The Board has used Section 10(j) injunctions in the past to require employers to offer interim reinstatement to discharged employees pending Board resolution of a case. Acting General Counsel Solomon stressed that the aim of the renewed focus on Section 10(j) was to ensure that "the passage of time does not undercut our ability to provide effective remedies in these cases."
The timeline and procedures set forth in the memorandum are to be considered best practices by the Regional Offices. Some of the significant directives by the Board follow:
- Potential Section 10(j) organizing campaign discharge cases should be identified by the Region as soon as possible after the filing of the charge.
- Where possible, the lead affidavit should be taken within seven calendar days from the filing of the charge.

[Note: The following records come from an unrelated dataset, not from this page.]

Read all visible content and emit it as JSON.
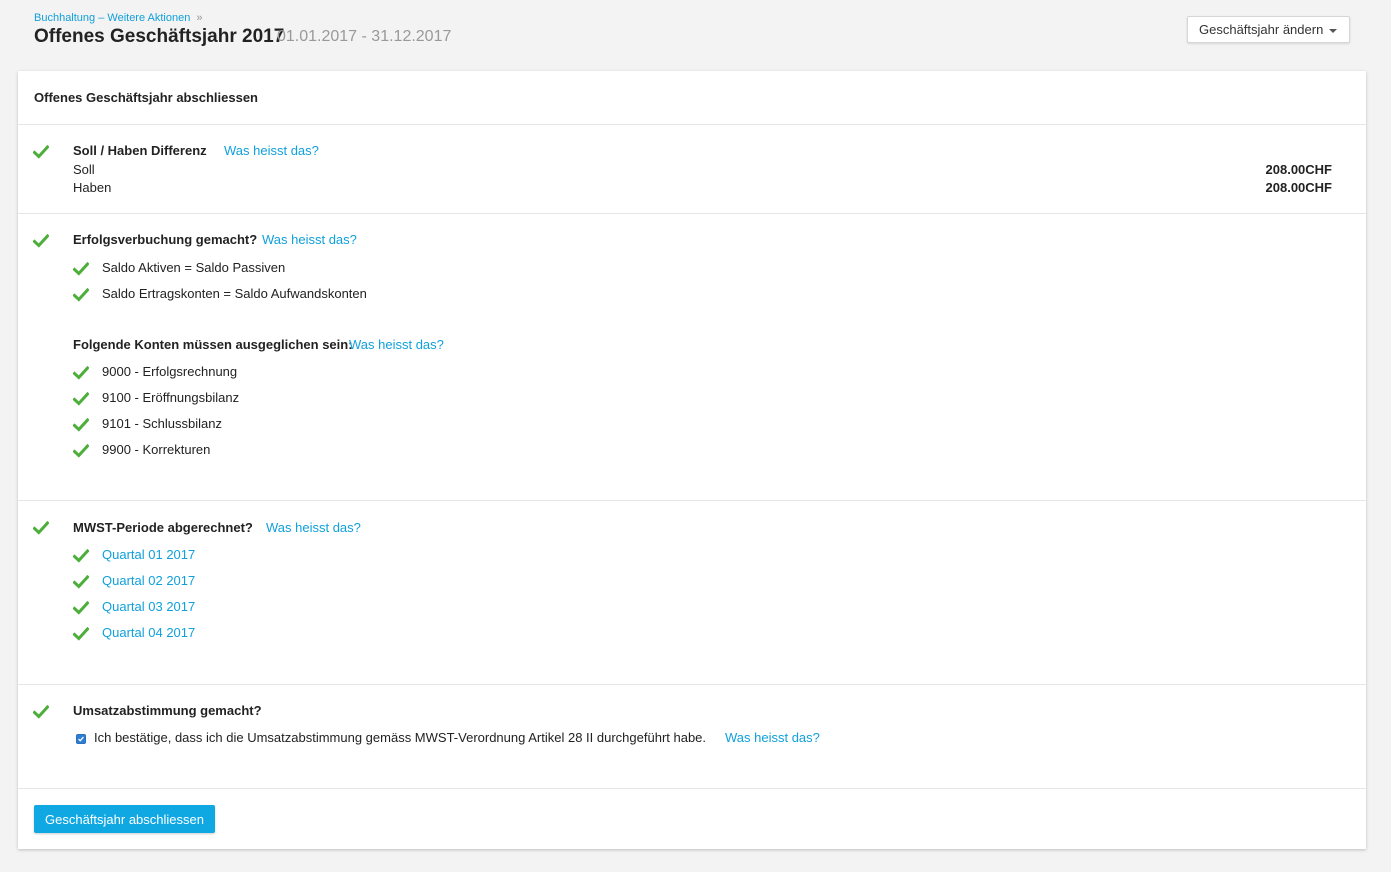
{
  "breadcrumb": {
    "path": "Buchhaltung – Weitere Aktionen",
    "separator": "»"
  },
  "header": {
    "title": "Offenes Geschäftsjahr 2017",
    "date_range": "01.01.2017 - 31.12.2017",
    "dropdown_label": "Geschäftsjahr ändern"
  },
  "card": {
    "title": "Offenes Geschäftsjahr abschliessen"
  },
  "help_label": "Was heisst das?",
  "sections": {
    "soll_haben": {
      "title": "Soll / Haben Differenz",
      "rows": [
        {
          "label": "Soll",
          "amount": "208.00CHF"
        },
        {
          "label": "Haben",
          "amount": "208.00CHF"
        }
      ]
    },
    "erfolg": {
      "title": "Erfolgsverbuchung gemacht?",
      "checks": [
        "Saldo Aktiven = Saldo Passiven",
        "Saldo Ertragskonten = Saldo Aufwandskonten"
      ],
      "accounts_title": "Folgende Konten müssen ausgeglichen sein:",
      "accounts": [
        "9000 - Erfolgsrechnung",
        "9100 - Eröffnungsbilanz",
        "9101 - Schlussbilanz",
        "9900 - Korrekturen"
      ]
    },
    "mwst": {
      "title": "MWST-Periode abgerechnet?",
      "quarters": [
        "Quartal 01 2017",
        "Quartal 02 2017",
        "Quartal 03 2017",
        "Quartal 04 2017"
      ]
    },
    "umsatz": {
      "title": "Umsatzabstimmung gemacht?",
      "confirm_label": "Ich bestätige, dass ich die Umsatzabstimmung gemäss MWST-Verordnung Artikel 28 II durchgeführt habe.",
      "confirmed": true
    }
  },
  "actions": {
    "submit_label": "Geschäftsjahr abschliessen"
  },
  "colors": {
    "accent": "#10a0db",
    "check": "#4caf3a",
    "button": "#10a8e3"
  },
  "icons": {
    "check": "checkmark-icon",
    "dropdown": "caret-down-icon"
  }
}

- Regions should attempt to obtain all of the charging party’s evidence within 14 calendar days from the filing of the charge.
- If the charging party’s evidence points to a prima facie case on the merits and suggests the need for injunctive relief, the Region should notify the charged party in writing that the Region is seriously considering the need for Section 10(j) relief and request that a position statement on that issue be submitted to the Regional Office within seven calendar days after the written notification.
- A Regional Director will normally make a determination on the merits of the case within 49 calendar days from the filing of the charge. If the decision is to issue a complaint, the decision with respect to the need for Section 10(j) relief should be made at the same time.
- Regions must submit to the Injunction Litigation Branch all meritorious 8(a)(3) Nip-in-the-bud Discharge Cases that do not settle, including those currently pending in the Regions and before an administrative law judge. Acting General Counsel Solomon will personally review and decide whether Section 10(j) authorization should be sought in all such cases.
Click here to view cases in which the board has authorized a Section 10(j) injunction.
Employers should prepare to defend against a Section 10(j) injunction in cases where there has been an unlawful discharge case filed during an organizing campaign.